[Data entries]
==============================

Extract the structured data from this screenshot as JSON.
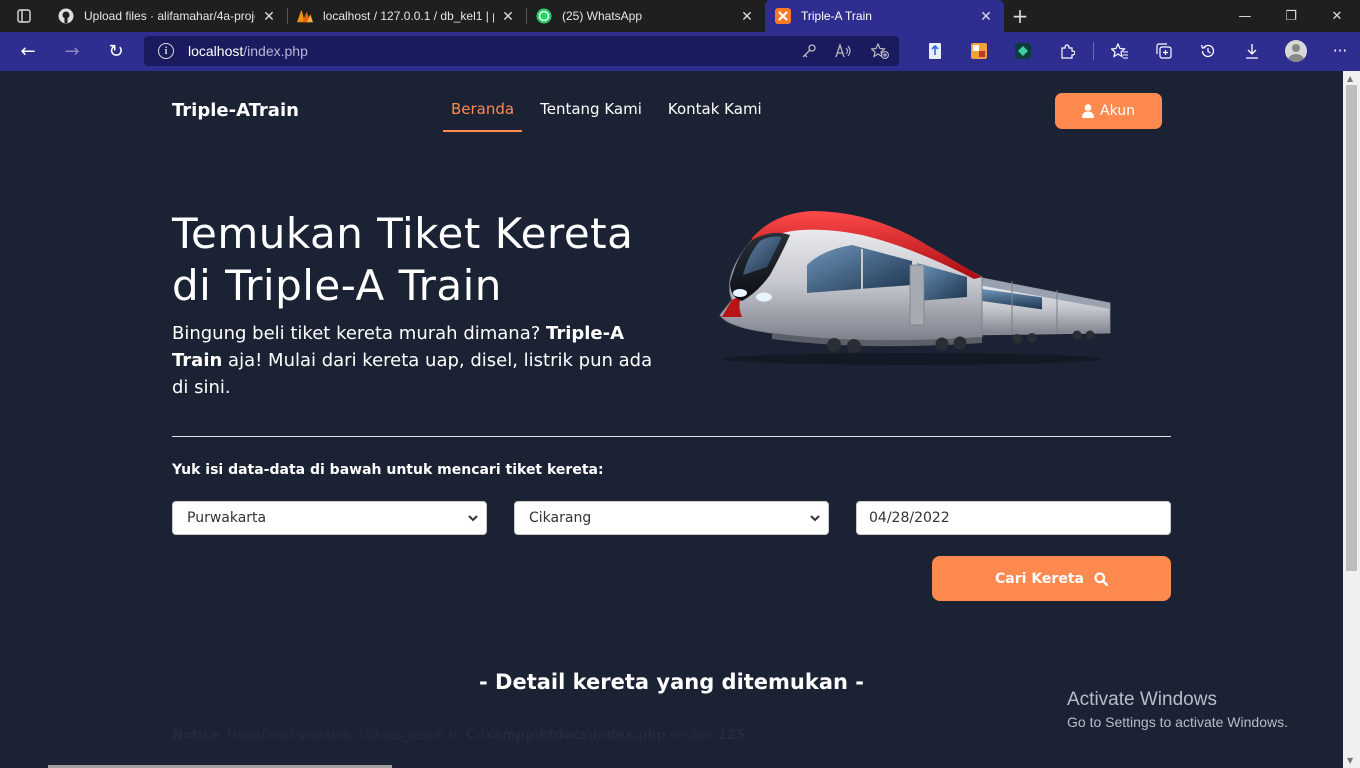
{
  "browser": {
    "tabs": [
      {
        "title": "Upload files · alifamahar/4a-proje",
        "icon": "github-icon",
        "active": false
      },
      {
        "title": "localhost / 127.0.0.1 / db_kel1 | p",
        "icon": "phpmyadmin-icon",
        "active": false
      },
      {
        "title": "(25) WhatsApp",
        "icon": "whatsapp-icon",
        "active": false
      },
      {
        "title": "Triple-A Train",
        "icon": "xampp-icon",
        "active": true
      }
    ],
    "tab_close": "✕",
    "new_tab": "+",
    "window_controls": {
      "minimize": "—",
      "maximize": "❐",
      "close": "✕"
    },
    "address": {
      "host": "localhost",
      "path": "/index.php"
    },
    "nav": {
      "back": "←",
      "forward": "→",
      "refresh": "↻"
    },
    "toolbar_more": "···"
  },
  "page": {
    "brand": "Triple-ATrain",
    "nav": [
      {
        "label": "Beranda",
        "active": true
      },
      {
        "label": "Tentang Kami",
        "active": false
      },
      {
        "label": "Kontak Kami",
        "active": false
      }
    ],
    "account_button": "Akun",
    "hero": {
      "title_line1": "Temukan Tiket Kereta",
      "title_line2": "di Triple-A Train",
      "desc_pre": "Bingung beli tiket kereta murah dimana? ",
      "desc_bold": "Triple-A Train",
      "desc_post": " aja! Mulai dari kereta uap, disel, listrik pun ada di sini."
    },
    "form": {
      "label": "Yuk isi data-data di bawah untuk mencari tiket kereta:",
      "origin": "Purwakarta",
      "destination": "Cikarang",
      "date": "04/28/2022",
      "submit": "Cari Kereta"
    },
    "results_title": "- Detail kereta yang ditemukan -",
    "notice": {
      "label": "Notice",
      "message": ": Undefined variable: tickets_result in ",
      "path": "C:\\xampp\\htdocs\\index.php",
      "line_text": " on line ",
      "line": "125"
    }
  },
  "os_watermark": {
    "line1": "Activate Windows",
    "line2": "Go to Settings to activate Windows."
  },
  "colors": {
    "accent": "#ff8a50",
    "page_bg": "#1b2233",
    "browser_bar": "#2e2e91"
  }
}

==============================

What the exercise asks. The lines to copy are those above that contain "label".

Answer box.
        "label": "Beranda",
        "label": "Tentang Kami",
        "label": "Kontak Kami",
      "label": "Yuk isi data-data di bawah untuk mencari tiket kereta:",
      "label": "Notice",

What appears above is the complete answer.